The University of Chicago Magazine
It is Donald Osterbrock's own experience as director of a world-class observatory that he says gave him the insights he needed to construct his book Yerkes Observatory, 18921950: The Birth, Near Death, and Resurrection of a Scientific Research Institution, published this winter by the U of C Press. While rich in scientific detail, the book also offers vivid and candid depictions of the strong, sometimes flawed, personalities who combined their energies to make Yerkes the premier astrophysical laboratory in America.
In his introduction, Osterbrock, PhB'48, SB'48, SM'49, PhD'52, admits that "some readers may find a few of my judgments harsh...but I believe it would be false to present a rosy picture in which every decision was the right one, all motives were pure, and all great scientists were also perfect human beings." As a former director of Lick Observatory at the University of California, Santa Cruz, Osterbrock notes, "I can see myself all too clearly in some of their less noble actions, taken, they believed, from the highest motives....Henrik Ibsen's words, 'To write--that is to hold judgment over one's self,' very definitely apply to this book."
Although his book is written in conjunction with Yerkes' 1997 centennial, Osterbrock focuses on the observatory's pre-1950 history, presided over by three very different directors: "George Ellery Hale, who built Yerkes Observatory, Edwin B. Frost, who let it decay, and Otto Struve, who revived it." Osterbrock took classes from Struve in the U of C astronomy department during the 1940s and '50s, and his account of Struve's brilliant rise in and acrimonious departure from the observatory make some of the book's most compelling chapters.
Struve represented the fourth generation of one of Russia's great astronomical families; his father was director of the Kharkov Observatory, but was removed from office by the Bolsheviks and died soon after. Struve, who had served in the White Army, took refuge in a relief camp in Turkey. When Edwin Frost heard of his plight, he pulled strings through his wealthy contacts in Chicago to have the young man brought to Yerkes in 1921, and Struve almost immediately began doing outstanding research for the observatory.
Hiring Struve turned out to be among the few positive legacies of Frost's tenure, which lasted until he was more or less forced to retire and Struve was made director in 1932. Through cultivation of promising young Ph.D. students, his appointments of soon-to-be legendary astronomer-astrophysicists (Gerard Kuiper, Bengt Strömgren, and Subrahmanyan Chandrasekhar), and his ability to win unwavering support from U of C President Robert Maynard Hutchins, Struve succeeded in regaining national prominence for Yerkes, launching what many regard as the observatory's golden era.
Despite this success, Struve eventually fell from favor at Yerkes, in part because of his expectations that the observatory's rising stars obediently follow his lead instead of pursuing their own interests. Still, a conflict of some sort was inevitable, for the expectation at that time was for an observatory director to "keep his post until he retired or died. The only way to get rid of a living director," writes Osterbrock, "was through what seemed to the outside world like a knockdown fight."

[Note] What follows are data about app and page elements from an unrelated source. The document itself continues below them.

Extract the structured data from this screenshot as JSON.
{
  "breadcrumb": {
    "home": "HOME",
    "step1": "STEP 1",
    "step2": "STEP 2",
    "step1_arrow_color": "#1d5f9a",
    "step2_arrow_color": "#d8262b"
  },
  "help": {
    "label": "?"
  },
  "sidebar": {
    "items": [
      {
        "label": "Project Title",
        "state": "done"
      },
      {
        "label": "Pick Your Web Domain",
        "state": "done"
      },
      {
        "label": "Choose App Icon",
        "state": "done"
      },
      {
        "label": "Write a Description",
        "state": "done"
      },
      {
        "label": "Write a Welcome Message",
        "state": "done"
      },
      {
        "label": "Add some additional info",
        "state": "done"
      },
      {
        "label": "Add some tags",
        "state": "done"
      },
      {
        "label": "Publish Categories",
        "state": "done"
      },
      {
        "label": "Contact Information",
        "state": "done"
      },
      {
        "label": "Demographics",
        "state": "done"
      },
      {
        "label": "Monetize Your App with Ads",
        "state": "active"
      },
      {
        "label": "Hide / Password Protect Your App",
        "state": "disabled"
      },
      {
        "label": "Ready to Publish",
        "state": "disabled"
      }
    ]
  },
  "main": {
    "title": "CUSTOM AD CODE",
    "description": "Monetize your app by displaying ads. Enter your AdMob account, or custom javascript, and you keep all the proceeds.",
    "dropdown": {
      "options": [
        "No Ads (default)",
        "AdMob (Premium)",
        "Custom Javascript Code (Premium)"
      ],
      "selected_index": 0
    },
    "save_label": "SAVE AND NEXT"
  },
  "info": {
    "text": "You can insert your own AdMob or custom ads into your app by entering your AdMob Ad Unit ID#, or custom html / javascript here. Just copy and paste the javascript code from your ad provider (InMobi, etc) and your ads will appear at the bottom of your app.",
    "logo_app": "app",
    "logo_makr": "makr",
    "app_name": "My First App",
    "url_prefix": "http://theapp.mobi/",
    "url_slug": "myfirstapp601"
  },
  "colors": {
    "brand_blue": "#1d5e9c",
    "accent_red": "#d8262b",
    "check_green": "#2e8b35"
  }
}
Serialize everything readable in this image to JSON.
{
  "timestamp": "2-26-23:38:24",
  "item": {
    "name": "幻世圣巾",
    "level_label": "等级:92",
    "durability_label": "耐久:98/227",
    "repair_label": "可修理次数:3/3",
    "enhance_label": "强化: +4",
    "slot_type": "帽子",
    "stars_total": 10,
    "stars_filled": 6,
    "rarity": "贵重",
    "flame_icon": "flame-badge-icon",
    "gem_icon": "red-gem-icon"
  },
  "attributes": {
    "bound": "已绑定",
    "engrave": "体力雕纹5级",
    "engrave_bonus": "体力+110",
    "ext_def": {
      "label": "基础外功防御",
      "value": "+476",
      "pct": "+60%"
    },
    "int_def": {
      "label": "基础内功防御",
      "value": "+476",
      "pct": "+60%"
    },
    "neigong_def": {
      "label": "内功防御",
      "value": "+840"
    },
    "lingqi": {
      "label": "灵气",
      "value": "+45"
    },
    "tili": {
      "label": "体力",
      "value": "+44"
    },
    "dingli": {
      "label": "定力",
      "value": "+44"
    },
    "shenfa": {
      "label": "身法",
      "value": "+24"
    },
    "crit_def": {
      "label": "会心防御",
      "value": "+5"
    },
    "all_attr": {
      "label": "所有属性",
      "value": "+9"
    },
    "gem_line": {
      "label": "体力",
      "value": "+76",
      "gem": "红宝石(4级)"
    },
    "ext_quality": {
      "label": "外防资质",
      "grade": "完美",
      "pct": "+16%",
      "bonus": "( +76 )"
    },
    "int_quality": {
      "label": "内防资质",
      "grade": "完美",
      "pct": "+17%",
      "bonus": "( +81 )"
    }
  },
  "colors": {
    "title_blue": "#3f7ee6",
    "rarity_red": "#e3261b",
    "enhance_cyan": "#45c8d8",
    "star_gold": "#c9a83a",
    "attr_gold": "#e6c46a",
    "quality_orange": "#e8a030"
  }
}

Such tales of power struggles, professional jealousies, and political intrigue give Yerkes Observatory, 18921950, a surprisingly dramatic punch. Yet Osterbrock presents even these darker moments with compassionate insight. In the final chapter, he notes that Edwin Frost, though he may not be remembered in the annals of scientific history, "was a warm, friendly person, honored and respected by the citizens of Williams Bay and Lake Geneva." Though "there is no Hale Street or Struve Avenue...there are a Frost House, Frost Woods, Frost Park, Frost Drive, and Frost Circle in present-day Williams Bay."
"Frost died in Billings Hospital surrounded by his wife and children; Struve, childless, died alone in a hospital in Berkeley. Which," the astronomer leaves his readers to decide, "was better?"--Timothy A.Obbermiller
Return to February 1997 Table of Contents